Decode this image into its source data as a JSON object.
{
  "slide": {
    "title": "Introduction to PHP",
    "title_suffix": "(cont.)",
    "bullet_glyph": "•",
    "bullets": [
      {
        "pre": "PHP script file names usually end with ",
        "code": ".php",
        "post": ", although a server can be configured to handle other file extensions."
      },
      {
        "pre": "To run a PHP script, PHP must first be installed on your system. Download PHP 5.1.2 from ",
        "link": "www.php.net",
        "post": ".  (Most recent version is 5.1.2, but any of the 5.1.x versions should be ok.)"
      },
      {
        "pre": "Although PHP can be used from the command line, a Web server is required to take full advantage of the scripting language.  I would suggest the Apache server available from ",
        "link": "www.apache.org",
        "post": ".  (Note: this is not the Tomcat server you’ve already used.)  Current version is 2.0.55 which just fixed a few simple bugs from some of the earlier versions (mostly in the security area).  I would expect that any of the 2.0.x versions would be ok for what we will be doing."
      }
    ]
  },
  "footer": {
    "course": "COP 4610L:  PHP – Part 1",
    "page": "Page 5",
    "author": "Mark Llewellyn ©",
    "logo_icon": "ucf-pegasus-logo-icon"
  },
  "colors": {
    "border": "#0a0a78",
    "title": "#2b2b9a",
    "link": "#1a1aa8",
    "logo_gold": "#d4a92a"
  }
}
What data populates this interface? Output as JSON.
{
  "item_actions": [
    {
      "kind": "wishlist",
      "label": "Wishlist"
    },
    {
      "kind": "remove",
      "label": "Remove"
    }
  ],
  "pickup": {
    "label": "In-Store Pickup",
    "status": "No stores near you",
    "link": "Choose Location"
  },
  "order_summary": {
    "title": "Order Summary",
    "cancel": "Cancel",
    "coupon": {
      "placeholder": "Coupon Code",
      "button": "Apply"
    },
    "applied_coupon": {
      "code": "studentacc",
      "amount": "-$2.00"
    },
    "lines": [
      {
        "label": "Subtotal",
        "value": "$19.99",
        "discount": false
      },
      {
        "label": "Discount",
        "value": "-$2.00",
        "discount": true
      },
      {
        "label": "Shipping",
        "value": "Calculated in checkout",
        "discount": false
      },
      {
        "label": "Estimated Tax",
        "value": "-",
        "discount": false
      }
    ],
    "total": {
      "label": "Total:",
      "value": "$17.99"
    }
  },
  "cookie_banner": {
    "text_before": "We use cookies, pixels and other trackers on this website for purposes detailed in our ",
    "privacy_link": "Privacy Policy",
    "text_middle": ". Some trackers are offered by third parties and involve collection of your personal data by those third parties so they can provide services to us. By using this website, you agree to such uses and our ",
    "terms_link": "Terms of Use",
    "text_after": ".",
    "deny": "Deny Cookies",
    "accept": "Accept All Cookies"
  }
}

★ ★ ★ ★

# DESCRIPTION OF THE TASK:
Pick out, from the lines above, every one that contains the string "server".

# RESULT OF THIS TASK:
        "post": ", although a server can be configured to handle other file extensions."
        "pre": "Although PHP can be used from the command line, a Web server is required to take full advantage of the scripting language.  I would suggest the Apache server available from ",
        "post": ".  (Note: this is not the Tomcat server you’ve already used.)  Current version is 2.0.55 which just fixed a few simple bugs from some of the earlier versions (mostly in the security area).  I would expect that any of the 2.0.x versions would be ok for what we will be doing."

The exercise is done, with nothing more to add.